--- Problem to solve ---
Copy the records below in full, keeping each word as it is but omitting the pictures.

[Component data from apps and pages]
BEGIN

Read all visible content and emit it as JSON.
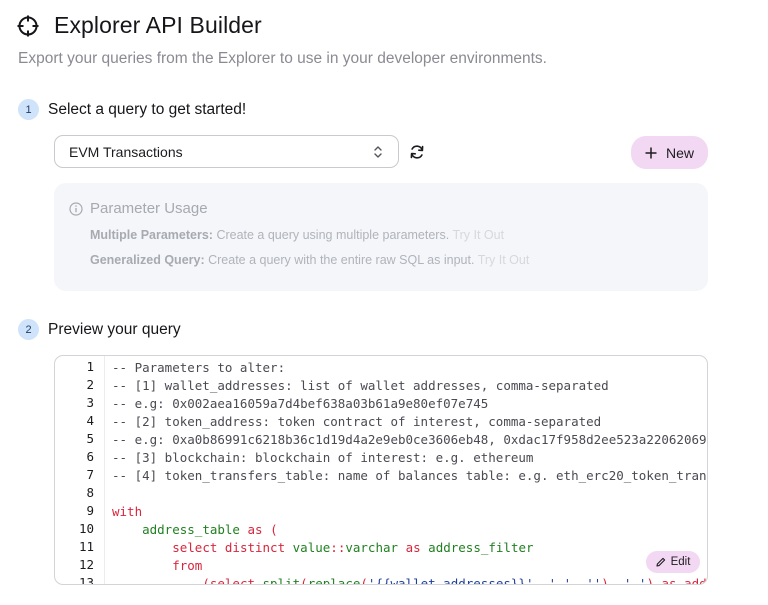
{
  "header": {
    "title": "Explorer API Builder",
    "subtitle": "Export your queries from the Explorer to use in your developer environments."
  },
  "steps": [
    {
      "number": "1",
      "label": "Select a query to get started!"
    },
    {
      "number": "2",
      "label": "Preview your query"
    }
  ],
  "query_select": {
    "value": "EVM Transactions"
  },
  "new_button": {
    "label": "New"
  },
  "parameter_usage": {
    "title": "Parameter Usage",
    "rows": [
      {
        "name": "Multiple Parameters:",
        "text": " Create a query using multiple parameters. ",
        "link": "Try It Out"
      },
      {
        "name": "Generalized Query:",
        "text": " Create a query with the entire raw SQL as input. ",
        "link": "Try It Out"
      }
    ]
  },
  "editor": {
    "line_numbers": [
      "1",
      "2",
      "3",
      "4",
      "5",
      "6",
      "7",
      "8",
      "9",
      "10",
      "11",
      "12",
      "13"
    ],
    "lines": [
      "-- Parameters to alter:",
      "-- [1] wallet_addresses: list of wallet addresses, comma-separated",
      "-- e.g: 0x002aea16059a7d4bef638a03b61a9e80ef07e745",
      "-- [2] token_address: token contract of interest, comma-separated",
      "-- e.g: 0xa0b86991c6218b36c1d19d4a2e9eb0ce3606eb48, 0xdac17f958d2ee523a22062069",
      "-- [3] blockchain: blockchain of interest: e.g. ethereum",
      "-- [4] token_transfers_table: name of balances table: e.g. eth_erc20_token_tran",
      "",
      "with",
      "    address_table as (",
      "        select distinct value::varchar as address_filter",
      "        from",
      "            (select split(replace('{{wallet_addresses}}', ' ', ''), ',') as add"
    ],
    "edit_label": "Edit"
  },
  "colors": {
    "accent_pink": "#f2d8f2",
    "step_badge": "#cfe3fb",
    "keyword": "#d7263d",
    "identifier": "#218021",
    "string": "#1e3f99"
  }
}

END

--- Written response ---
Read all visible content and emit it as JSON.
{
  "header": {
    "title": "Explorer API Builder",
    "subtitle": "Export your queries from the Explorer to use in your developer environments."
  },
  "steps": [
    {
      "number": "1",
      "label": "Select a query to get started!"
    },
    {
      "number": "2",
      "label": "Preview your query"
    }
  ],
  "query_select": {
    "value": "EVM Transactions"
  },
  "new_button": {
    "label": "New"
  },
  "parameter_usage": {
    "title": "Parameter Usage",
    "rows": [
      {
        "name": "Multiple Parameters:",
        "text": " Create a query using multiple parameters. ",
        "link": "Try It Out"
      },
      {
        "name": "Generalized Query:",
        "text": " Create a query with the entire raw SQL as input. ",
        "link": "Try It Out"
      }
    ]
  },
  "editor": {
    "line_numbers": [
      "1",
      "2",
      "3",
      "4",
      "5",
      "6",
      "7",
      "8",
      "9",
      "10",
      "11",
      "12",
      "13"
    ],
    "lines": [
      "-- Parameters to alter:",
      "-- [1] wallet_addresses: list of wallet addresses, comma-separated",
      "-- e.g: 0x002aea16059a7d4bef638a03b61a9e80ef07e745",
      "-- [2] token_address: token contract of interest, comma-separated",
      "-- e.g: 0xa0b86991c6218b36c1d19d4a2e9eb0ce3606eb48, 0xdac17f958d2ee523a22062069",
      "-- [3] blockchain: blockchain of interest: e.g. ethereum",
      "-- [4] token_transfers_table: name of balances table: e.g. eth_erc20_token_tran",
      "",
      "with",
      "    address_table as (",
      "        select distinct value::varchar as address_filter",
      "        from",
      "            (select split(replace('{{wallet_addresses}}', ' ', ''), ',') as add"
    ],
    "edit_label": "Edit"
  },
  "colors": {
    "accent_pink": "#f2d8f2",
    "step_badge": "#cfe3fb",
    "keyword": "#d7263d",
    "identifier": "#218021",
    "string": "#1e3f99"
  }
}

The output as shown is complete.